**Assignment:** Copy out all the entries word for word.

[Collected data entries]
◆ ◆ ◆ ◆
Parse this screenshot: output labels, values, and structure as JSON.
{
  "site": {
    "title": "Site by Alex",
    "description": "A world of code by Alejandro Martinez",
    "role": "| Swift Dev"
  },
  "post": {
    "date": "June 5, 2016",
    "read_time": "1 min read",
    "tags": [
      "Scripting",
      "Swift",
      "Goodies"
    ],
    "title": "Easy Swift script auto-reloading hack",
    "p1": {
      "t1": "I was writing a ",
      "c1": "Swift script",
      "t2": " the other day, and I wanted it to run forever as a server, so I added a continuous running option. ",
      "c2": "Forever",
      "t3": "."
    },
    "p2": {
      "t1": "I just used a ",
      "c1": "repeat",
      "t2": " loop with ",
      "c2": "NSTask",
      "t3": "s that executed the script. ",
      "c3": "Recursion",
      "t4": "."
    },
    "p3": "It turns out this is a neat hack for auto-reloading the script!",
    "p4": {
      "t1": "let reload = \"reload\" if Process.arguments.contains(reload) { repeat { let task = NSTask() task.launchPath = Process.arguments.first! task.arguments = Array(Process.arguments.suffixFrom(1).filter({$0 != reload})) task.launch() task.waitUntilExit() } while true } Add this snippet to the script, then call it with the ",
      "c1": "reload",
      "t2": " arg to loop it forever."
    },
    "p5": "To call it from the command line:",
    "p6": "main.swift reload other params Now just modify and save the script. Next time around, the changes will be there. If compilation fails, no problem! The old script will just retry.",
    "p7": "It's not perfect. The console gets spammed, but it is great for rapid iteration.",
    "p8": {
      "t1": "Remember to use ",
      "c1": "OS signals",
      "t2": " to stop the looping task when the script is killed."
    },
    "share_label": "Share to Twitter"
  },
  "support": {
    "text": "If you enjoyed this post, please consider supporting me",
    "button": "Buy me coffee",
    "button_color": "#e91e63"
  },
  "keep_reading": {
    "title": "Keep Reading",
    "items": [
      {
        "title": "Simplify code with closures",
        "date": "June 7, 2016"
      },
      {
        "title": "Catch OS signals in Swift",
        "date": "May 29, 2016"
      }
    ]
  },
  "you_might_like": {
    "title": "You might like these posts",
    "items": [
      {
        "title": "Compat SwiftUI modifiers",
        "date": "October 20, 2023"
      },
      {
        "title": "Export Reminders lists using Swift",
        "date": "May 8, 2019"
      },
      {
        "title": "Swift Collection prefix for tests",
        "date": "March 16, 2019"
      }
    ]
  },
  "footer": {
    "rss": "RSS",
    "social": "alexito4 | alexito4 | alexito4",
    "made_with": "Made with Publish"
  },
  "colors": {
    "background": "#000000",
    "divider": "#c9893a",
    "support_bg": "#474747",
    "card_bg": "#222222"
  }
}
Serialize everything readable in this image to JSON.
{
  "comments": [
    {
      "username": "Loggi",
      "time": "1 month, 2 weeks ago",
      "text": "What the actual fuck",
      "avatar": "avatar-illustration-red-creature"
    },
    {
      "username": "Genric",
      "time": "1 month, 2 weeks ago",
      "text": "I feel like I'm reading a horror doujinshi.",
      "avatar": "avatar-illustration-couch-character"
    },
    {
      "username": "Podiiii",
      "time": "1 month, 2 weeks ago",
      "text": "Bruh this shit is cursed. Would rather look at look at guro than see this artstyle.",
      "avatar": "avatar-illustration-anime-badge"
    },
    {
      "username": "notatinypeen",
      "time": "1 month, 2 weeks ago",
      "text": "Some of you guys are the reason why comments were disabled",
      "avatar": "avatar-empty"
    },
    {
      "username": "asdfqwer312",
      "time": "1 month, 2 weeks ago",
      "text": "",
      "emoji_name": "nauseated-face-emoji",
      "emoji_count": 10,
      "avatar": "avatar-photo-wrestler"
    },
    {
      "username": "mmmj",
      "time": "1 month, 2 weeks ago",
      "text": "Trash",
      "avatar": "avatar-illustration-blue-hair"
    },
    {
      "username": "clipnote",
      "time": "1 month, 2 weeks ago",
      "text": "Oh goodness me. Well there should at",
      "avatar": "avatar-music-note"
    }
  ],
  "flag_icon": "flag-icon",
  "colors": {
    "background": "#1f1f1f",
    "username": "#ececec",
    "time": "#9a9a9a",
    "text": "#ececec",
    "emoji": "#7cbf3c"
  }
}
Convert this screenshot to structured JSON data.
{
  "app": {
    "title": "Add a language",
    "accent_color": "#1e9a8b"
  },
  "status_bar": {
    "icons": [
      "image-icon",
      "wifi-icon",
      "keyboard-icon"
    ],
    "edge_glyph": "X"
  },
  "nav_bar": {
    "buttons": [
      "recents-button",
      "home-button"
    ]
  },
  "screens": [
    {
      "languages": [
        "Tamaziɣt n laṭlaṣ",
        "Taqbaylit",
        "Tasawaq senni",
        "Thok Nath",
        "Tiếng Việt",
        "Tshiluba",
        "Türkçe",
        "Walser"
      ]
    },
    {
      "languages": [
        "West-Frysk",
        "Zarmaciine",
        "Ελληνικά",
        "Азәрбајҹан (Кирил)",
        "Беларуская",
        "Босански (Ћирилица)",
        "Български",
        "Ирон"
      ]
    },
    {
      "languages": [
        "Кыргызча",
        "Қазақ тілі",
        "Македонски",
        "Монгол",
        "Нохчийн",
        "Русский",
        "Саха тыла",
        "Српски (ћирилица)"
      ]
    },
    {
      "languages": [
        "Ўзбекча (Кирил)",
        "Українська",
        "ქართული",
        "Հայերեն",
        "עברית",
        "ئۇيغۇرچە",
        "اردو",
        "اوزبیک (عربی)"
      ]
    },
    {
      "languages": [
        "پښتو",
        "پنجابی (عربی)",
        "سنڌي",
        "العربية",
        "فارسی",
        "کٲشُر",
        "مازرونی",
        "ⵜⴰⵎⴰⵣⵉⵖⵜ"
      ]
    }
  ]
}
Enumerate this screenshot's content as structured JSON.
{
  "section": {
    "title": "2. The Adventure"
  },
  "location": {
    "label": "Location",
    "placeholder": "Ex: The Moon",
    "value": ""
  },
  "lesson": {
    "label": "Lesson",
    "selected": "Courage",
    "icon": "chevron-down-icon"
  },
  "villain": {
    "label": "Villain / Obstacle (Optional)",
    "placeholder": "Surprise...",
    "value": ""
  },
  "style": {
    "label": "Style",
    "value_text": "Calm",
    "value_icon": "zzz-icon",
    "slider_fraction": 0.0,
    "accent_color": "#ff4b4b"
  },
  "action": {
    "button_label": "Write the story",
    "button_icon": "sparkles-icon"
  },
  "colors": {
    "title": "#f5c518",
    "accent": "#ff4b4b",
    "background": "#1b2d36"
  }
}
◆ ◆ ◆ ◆
**Response below:**
Parse this screenshot: output labels, values, and structure as JSON.
{
  "site": {
    "title": "Site by Alex",
    "description": "A world of code by Alejandro Martinez",
    "role": "| Swift Dev"
  },
  "post": {
    "date": "June 5, 2016",
    "read_time": "1 min read",
    "tags": [
      "Scripting",
      "Swift",
      "Goodies"
    ],
    "title": "Easy Swift script auto-reloading hack",
    "p1": {
      "t1": "I was writing a ",
      "c1": "Swift script",
      "t2": " the other day, and I wanted it to run forever as a server, so I added a continuous running option. ",
      "c2": "Forever",
      "t3": "."
    },
    "p2": {
      "t1": "I just used a ",
      "c1": "repeat",
      "t2": " loop with ",
      "c2": "NSTask",
      "t3": "s that executed the script. ",
      "c3": "Recursion",
      "t4": "."
    },
    "p3": "It turns out this is a neat hack for auto-reloading the script!",
    "p4": {
      "t1": "let reload = \"reload\" if Process.arguments.contains(reload) { repeat { let task = NSTask() task.launchPath = Process.arguments.first! task.arguments = Array(Process.arguments.suffixFrom(1).filter({$0 != reload})) task.launch() task.waitUntilExit() } while true } Add this snippet to the script, then call it with the ",
      "c1": "reload",
      "t2": " arg to loop it forever."
    },
    "p5": "To call it from the command line:",
    "p6": "main.swift reload other params Now just modify and save the script. Next time around, the changes will be there. If compilation fails, no problem! The old script will just retry.",
    "p7": "It's not perfect. The console gets spammed, but it is great for rapid iteration.",
    "p8": {
      "t1": "Remember to use ",
      "c1": "OS signals",
      "t2": " to stop the looping task when the script is killed."
    },
    "share_label": "Share to Twitter"
  },
  "support": {
    "text": "If you enjoyed this post, please consider supporting me",
    "button": "Buy me coffee",
    "button_color": "#e91e63"
  },
  "keep_reading": {
    "title": "Keep Reading",
    "items": [
      {
        "title": "Simplify code with closures",
        "date": "June 7, 2016"
      },
      {
        "title": "Catch OS signals in Swift",
        "date": "May 29, 2016"
      }
    ]
  },
  "you_might_like": {
    "title": "You might like these posts",
    "items": [
      {
        "title": "Compat SwiftUI modifiers",
        "date": "October 20, 2023"
      },
      {
        "title": "Export Reminders lists using Swift",
        "date": "May 8, 2019"
      },
      {
        "title": "Swift Collection prefix for tests",
        "date": "March 16, 2019"
      }
    ]
  },
  "footer": {
    "rss": "RSS",
    "social": "alexito4 | alexito4 | alexito4",
    "made_with": "Made with Publish"
  },
  "colors": {
    "background": "#000000",
    "divider": "#c9893a",
    "support_bg": "#474747",
    "card_bg": "#222222"
  }
}
Serialize everything readable in this image to JSON.
{
  "comments": [
    {
      "username": "Loggi",
      "time": "1 month, 2 weeks ago",
      "text": "What the actual fuck",
      "avatar": "avatar-illustration-red-creature"
    },
    {
      "username": "Genric",
      "time": "1 month, 2 weeks ago",
      "text": "I feel like I'm reading a horror doujinshi.",
      "avatar": "avatar-illustration-couch-character"
    },
    {
      "username": "Podiiii",
      "time": "1 month, 2 weeks ago",
      "text": "Bruh this shit is cursed. Would rather look at look at guro than see this artstyle.",
      "avatar": "avatar-illustration-anime-badge"
    },
    {
      "username": "notatinypeen",
      "time": "1 month, 2 weeks ago",
      "text": "Some of you guys are the reason why comments were disabled",
      "avatar": "avatar-empty"
    },
    {
      "username": "asdfqwer312",
      "time": "1 month, 2 weeks ago",
      "text": "",
      "emoji_name": "nauseated-face-emoji",
      "emoji_count": 10,
      "avatar": "avatar-photo-wrestler"
    },
    {
      "username": "mmmj",
      "time": "1 month, 2 weeks ago",
      "text": "Trash",
      "avatar": "avatar-illustration-blue-hair"
    },
    {
      "username": "clipnote",
      "time": "1 month, 2 weeks ago",
      "text": "Oh goodness me. Well there should at",
      "avatar": "avatar-music-note"
    }
  ],
  "flag_icon": "flag-icon",
  "colors": {
    "background": "#1f1f1f",
    "username": "#ececec",
    "time": "#9a9a9a",
    "text": "#ececec",
    "emoji": "#7cbf3c"
  }
}
Convert this screenshot to structured JSON data.
{
  "app": {
    "title": "Add a language",
    "accent_color": "#1e9a8b"
  },
  "status_bar": {
    "icons": [
      "image-icon",
      "wifi-icon",
      "keyboard-icon"
    ],
    "edge_glyph": "X"
  },
  "nav_bar": {
    "buttons": [
      "recents-button",
      "home-button"
    ]
  },
  "screens": [
    {
      "languages": [
        "Tamaziɣt n laṭlaṣ",
        "Taqbaylit",
        "Tasawaq senni",
        "Thok Nath",
        "Tiếng Việt",
        "Tshiluba",
        "Türkçe",
        "Walser"
      ]
    },
    {
      "languages": [
        "West-Frysk",
        "Zarmaciine",
        "Ελληνικά",
        "Азәрбајҹан (Кирил)",
        "Беларуская",
        "Босански (Ћирилица)",
        "Български",
        "Ирон"
      ]
    },
    {
      "languages": [
        "Кыргызча",
        "Қазақ тілі",
        "Македонски",
        "Монгол",
        "Нохчийн",
        "Русский",
        "Саха тыла",
        "Српски (ћирилица)"
      ]
    },
    {
      "languages": [
        "Ўзбекча (Кирил)",
        "Українська",
        "ქართული",
        "Հայերեն",
        "עברית",
        "ئۇيغۇرچە",
        "اردو",
        "اوزبیک (عربی)"
      ]
    },
    {
      "languages": [
        "پښتو",
        "پنجابی (عربی)",
        "سنڌي",
        "العربية",
        "فارسی",
        "کٲشُر",
        "مازرونی",
        "ⵜⴰⵎⴰⵣⵉⵖⵜ"
      ]
    }
  ]
}
Enumerate this screenshot's content as structured JSON.
{
  "section": {
    "title": "2. The Adventure"
  },
  "location": {
    "label": "Location",
    "placeholder": "Ex: The Moon",
    "value": ""
  },
  "lesson": {
    "label": "Lesson",
    "selected": "Courage",
    "icon": "chevron-down-icon"
  },
  "villain": {
    "label": "Villain / Obstacle (Optional)",
    "placeholder": "Surprise...",
    "value": ""
  },
  "style": {
    "label": "Style",
    "value_text": "Calm",
    "value_icon": "zzz-icon",
    "slider_fraction": 0.0,
    "accent_color": "#ff4b4b"
  },
  "action": {
    "button_label": "Write the story",
    "button_icon": "sparkles-icon"
  },
  "colors": {
    "title": "#f5c518",
    "accent": "#ff4b4b",
    "background": "#1b2d36"
  }
}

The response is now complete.